Two years of hard work paid off – the machine learning program can now tell whether any of her two cats are constipated.
A software engineer, who goes as Estefannie on Youtube, had a problem. She caught Teddy, her "64-cat-years-old" feline, eating plastic – too much of which can be lethal.
Estefannie took Teddy to the veterinarian, who could not tell how much plastic the cat ate. It would cost her over $3,000 to find out. So, she didn't do it, instead opting for an alternative – to just watch and track if Teddy poops.
If he does, then there's likely no plastic in his intestines. Which means "he won't die, and he might actually love me back," Estefannie said in a video she posted on Youtube.
As she went on to write a Python code and set up a sensor to take pictures of Teddy using his litter box, she realized the futility of her efforts. This was a shared litter box, after all. Her other cat, Luna, also used it.
"So when I see poop, I don't know who pooped; there're too many poops. Also, Teddy was not impressed with my Python script," Estefannie explained.
Naturally, she then researched machine learning and found that what's needed for it to work is a bunch of pictures of her cats. She ended up taking over 50,000 photos of them pooping using a picture-taking script she already had – and the algorithm could now tell the difference between Teddy and Luna.
At this point, nothing can hold Estefannie back, so she builds an entire dedicated bathroom for her cats out of plywood. She uses it to disguise a computer, sensors, and infrared cameras to record her cats' bowel movements, day or night.
A couple of additional stumbling blocks later, she had a prediction model that could accurately tell when and which of her cats pooped or peed. She also set up a pretty website. It shows when the litter box is vacant and when it's in use by either Teddy or Luna.
"I basically made a poop monitor for my cats. Like a baby monitor but a poop monitor," Estefannie said in a blog post, where she explained her project in detail. "Yes, I watched them poo and pee for almost two years.
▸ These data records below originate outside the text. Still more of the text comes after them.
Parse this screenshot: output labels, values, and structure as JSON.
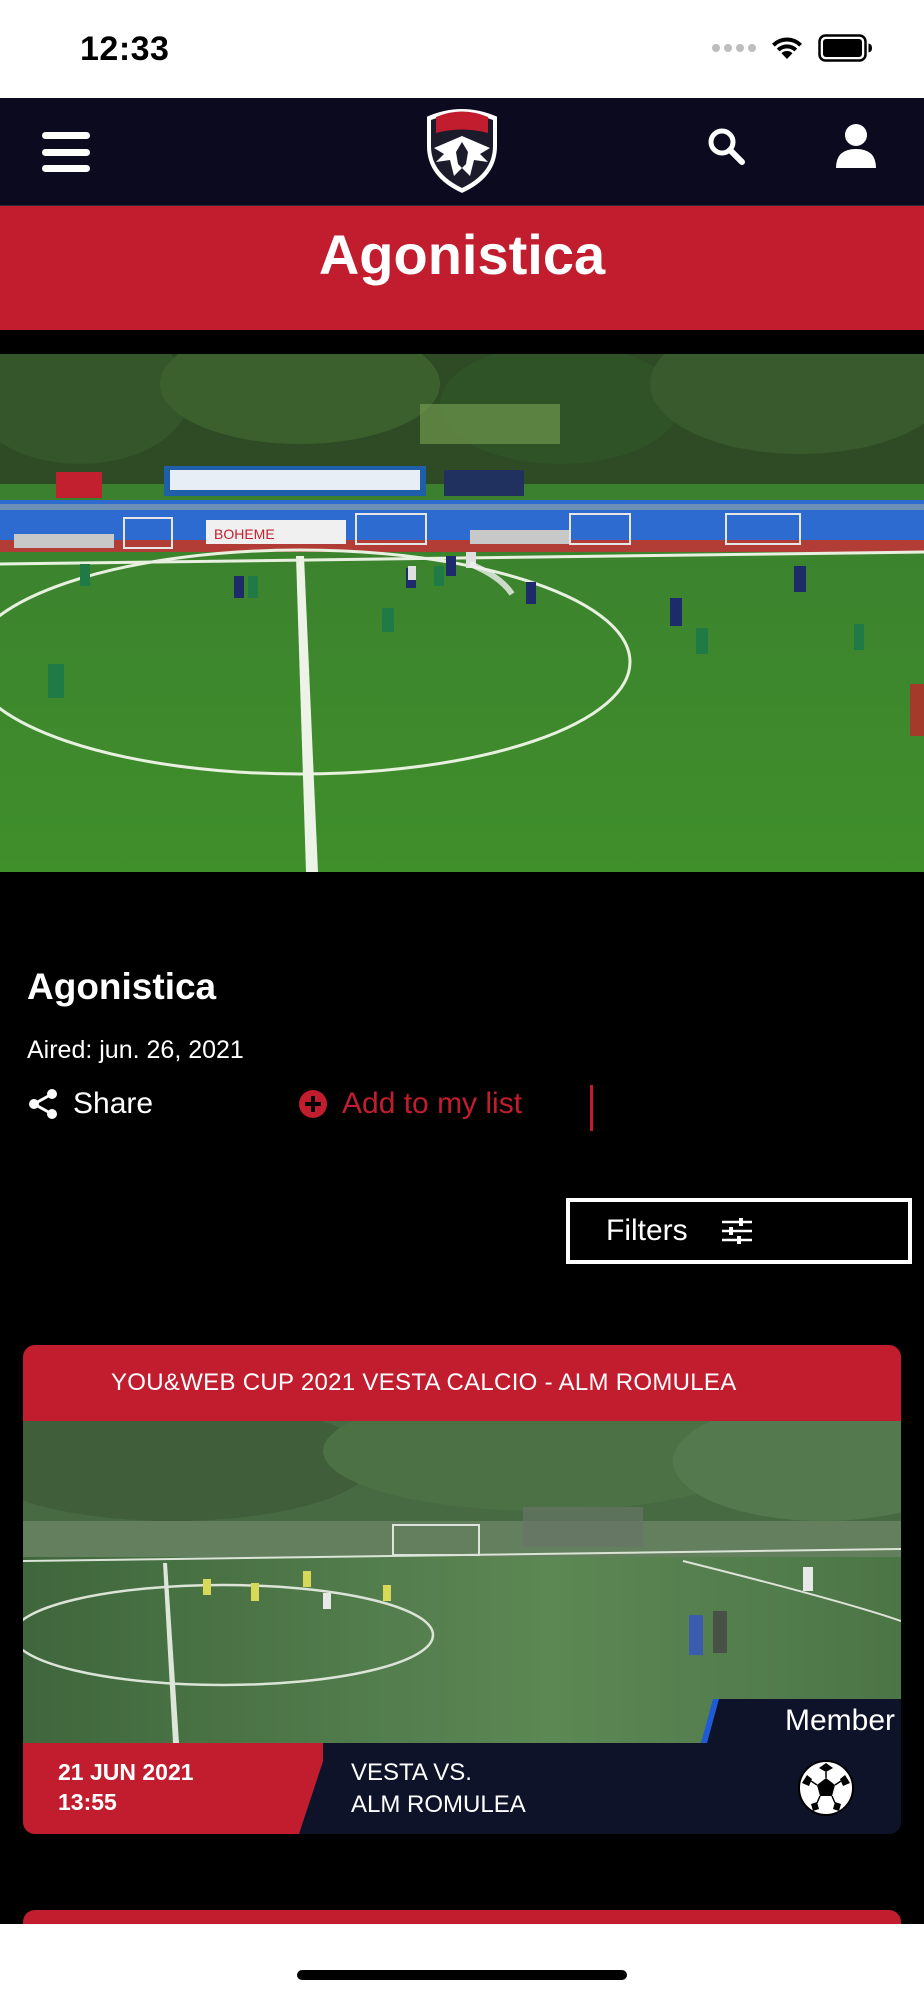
{
  "status_bar": {
    "time": "12:33"
  },
  "nav": {
    "menu_icon": "hamburger-menu-icon",
    "logo_alt": "FOOTBALL CLUB ISLE OF MAN",
    "search_icon": "search-icon",
    "user_icon": "user-icon"
  },
  "page": {
    "title": "Agonistica"
  },
  "video": {
    "title": "Agonistica",
    "aired": "Aired: jun. 26, 2021",
    "share_label": "Share",
    "add_list_label": "Add to my list"
  },
  "filters": {
    "label": "Filters"
  },
  "cards": [
    {
      "header": "YOU&WEB CUP 2021 VESTA CALCIO - ALM ROMULEA",
      "badge": "Member",
      "date": "21 JUN 2021",
      "time": "13:55",
      "title_line1": "VESTA VS.",
      "title_line2": "ALM ROMULEA",
      "sport_icon": "soccer-ball-icon"
    }
  ],
  "colors": {
    "brand_red": "#c11d2f",
    "nav_bg": "#0c0a1e",
    "background": "#000000"
  }
}
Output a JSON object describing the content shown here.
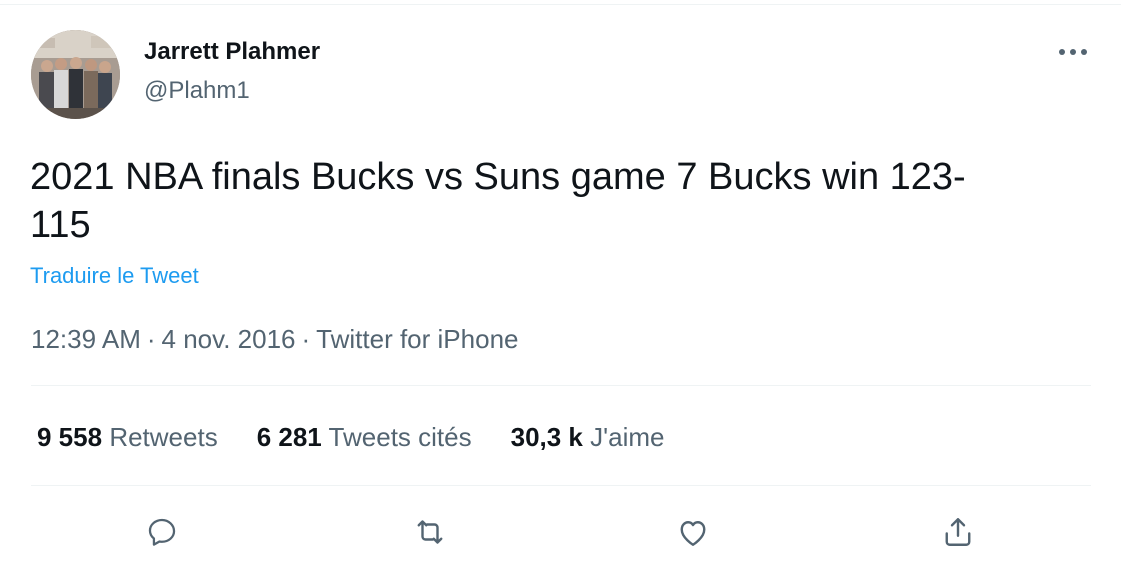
{
  "author": {
    "name": "Jarrett Plahmer",
    "handle": "@Plahm1"
  },
  "tweet": {
    "text_line1": "2021 NBA finals Bucks vs Suns game 7 Bucks win 123-",
    "text_line2": "115",
    "translate_label": "Traduire le Tweet",
    "time": "12:39 AM",
    "date": "4 nov. 2016",
    "separator": "·",
    "source": "Twitter for iPhone"
  },
  "stats": {
    "retweets_count": "9 558",
    "retweets_label": "Retweets",
    "quotes_count": "6 281",
    "quotes_label": "Tweets cités",
    "likes_count": "30,3 k",
    "likes_label": "J'aime"
  },
  "icons": {
    "more": "more-horizontal-icon",
    "reply": "reply-icon",
    "retweet": "retweet-icon",
    "like": "heart-icon",
    "share": "share-icon"
  },
  "colors": {
    "text": "#0f1419",
    "secondary": "#536471",
    "link": "#1d9bf0",
    "divider": "#eff3f4"
  }
}
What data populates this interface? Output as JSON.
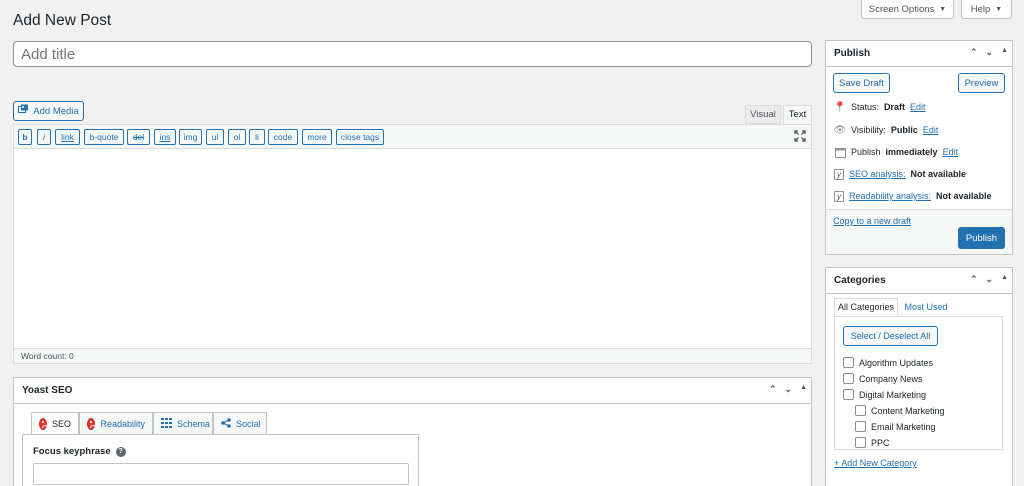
{
  "header": {
    "page_title": "Add New Post",
    "screen_options_label": "Screen Options",
    "help_label": "Help"
  },
  "title_field": {
    "placeholder": "Add title"
  },
  "editor": {
    "add_media_label": "Add Media",
    "tab_visual": "Visual",
    "tab_text": "Text",
    "quicktags": [
      "b",
      "i",
      "link",
      "b-quote",
      "del",
      "ins",
      "img",
      "ul",
      "ol",
      "li",
      "code",
      "more",
      "close tags"
    ],
    "word_count": "Word count: 0"
  },
  "publish_box": {
    "title": "Publish",
    "save_draft_label": "Save Draft",
    "preview_label": "Preview",
    "status_label": "Status:",
    "status_value": "Draft",
    "visibility_label": "Visibility:",
    "visibility_value": "Public",
    "publish_label": "Publish",
    "publish_value": "immediately",
    "edit_label": "Edit",
    "seo_link": "SEO analysis:",
    "seo_value": "Not available",
    "readability_link": "Readability analysis:",
    "readability_value": "Not available",
    "copy_draft_link": "Copy to a new draft",
    "publish_button": "Publish"
  },
  "categories_box": {
    "title": "Categories",
    "tab_all": "All Categories",
    "tab_most_used": "Most Used",
    "select_all_label": "Select / Deselect All",
    "items": [
      {
        "label": "Algorithm Updates",
        "checked": false,
        "level": 0
      },
      {
        "label": "Company News",
        "checked": false,
        "level": 0
      },
      {
        "label": "Digital Marketing",
        "checked": false,
        "level": 0
      },
      {
        "label": "Content Marketing",
        "checked": false,
        "level": 1
      },
      {
        "label": "Email Marketing",
        "checked": false,
        "level": 1
      },
      {
        "label": "PPC",
        "checked": false,
        "level": 1
      }
    ],
    "add_new_label": "+ Add New Category"
  },
  "yoast": {
    "title": "Yoast SEO",
    "tabs": [
      "SEO",
      "Readability",
      "Schema",
      "Social"
    ],
    "focus_keyphrase_label": "Focus keyphrase",
    "focus_keyphrase_value": ""
  },
  "colors": {
    "accent": "#2271b1",
    "error": "#dc3232",
    "background": "#f1f1f1"
  }
}
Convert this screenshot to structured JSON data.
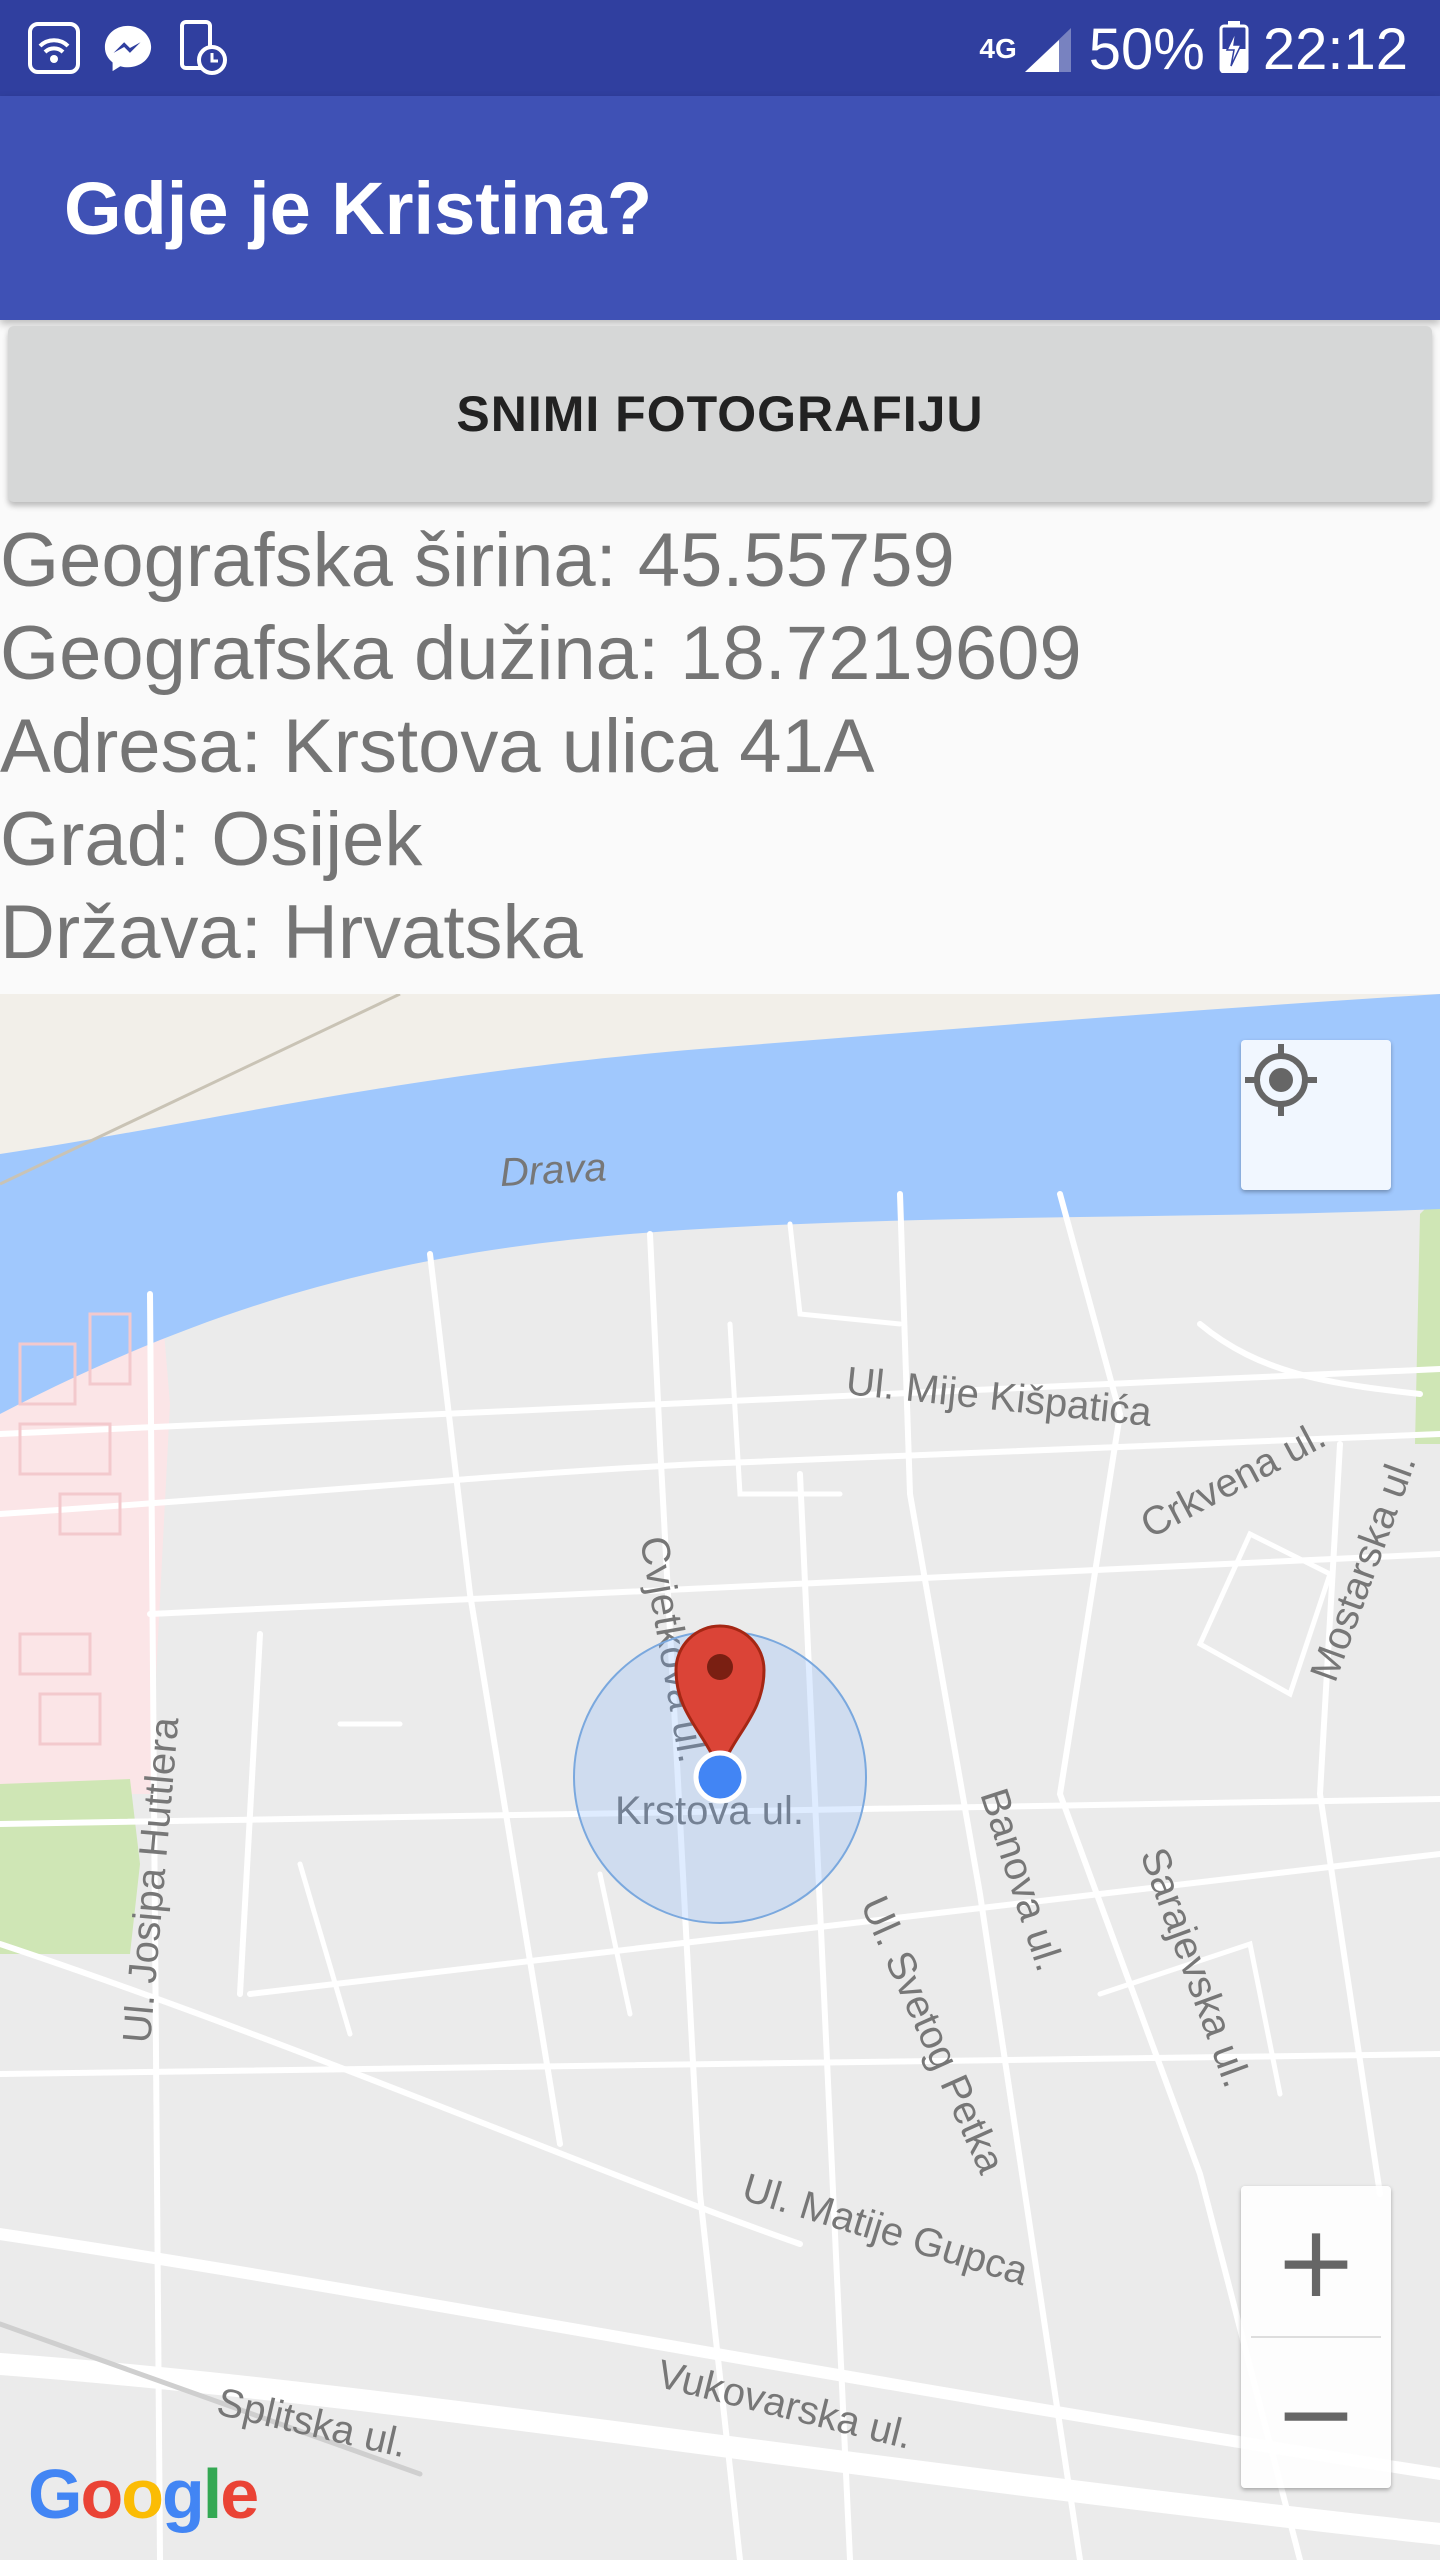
{
  "status_bar": {
    "icons_left": [
      "wifi-icon",
      "messenger-icon",
      "screen-time-icon"
    ],
    "network": "4G",
    "battery": "50%",
    "time": "22:12"
  },
  "app_bar": {
    "title": "Gdje je Kristina?"
  },
  "button": {
    "label": "SNIMI FOTOGRAFIJU"
  },
  "info": {
    "latitude": "Geografska širina: 45.55759",
    "longitude": "Geografska dužina: 18.7219609",
    "address": "Adresa: Krstova ulica 41A",
    "city": "Grad: Osijek",
    "country": "Država: Hrvatska"
  },
  "map": {
    "labels": {
      "river": "Drava",
      "mije": "Ul. Mije Kišpatića",
      "crkvena": "Crkvena ul.",
      "mostarska": "Mostarska ul.",
      "cvjetkova": "Cvjetkova ul.",
      "krstova": "Krstova ul.",
      "banova": "Banova ul.",
      "sarajevska": "Sarajevska ul.",
      "huttlera": "Ul. Josipa Huttlera",
      "svetog_petka": "Ul. Svetog Petka",
      "matije_gupca": "Ul. Matije Gupca",
      "vukovarska": "Vukovarska ul.",
      "splitska": "Splitska ul."
    },
    "zoom_in": "+",
    "zoom_out": "−",
    "logo": "Google"
  },
  "colors": {
    "status_bar": "#303f9f",
    "app_bar": "#3f51b5",
    "water": "#a0c8fd",
    "pin": "#db4437",
    "location_dot": "#4285f4"
  }
}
Don't ask me about my mental health, I did it for science".
More from Cybernews:
Cyberwarfare is terrorism on steroids – interview
Over 1,800 iOS and Android apps leak AWS credentials
Montenegro blames Cuba ransomware for attacking the country
Virtual reality playing increasing role in retail, survey shows
Hackers exploit users’ desire to get verified by Instagram
Subscribe to our newsletter
Your email address will not be published. Required fields are marked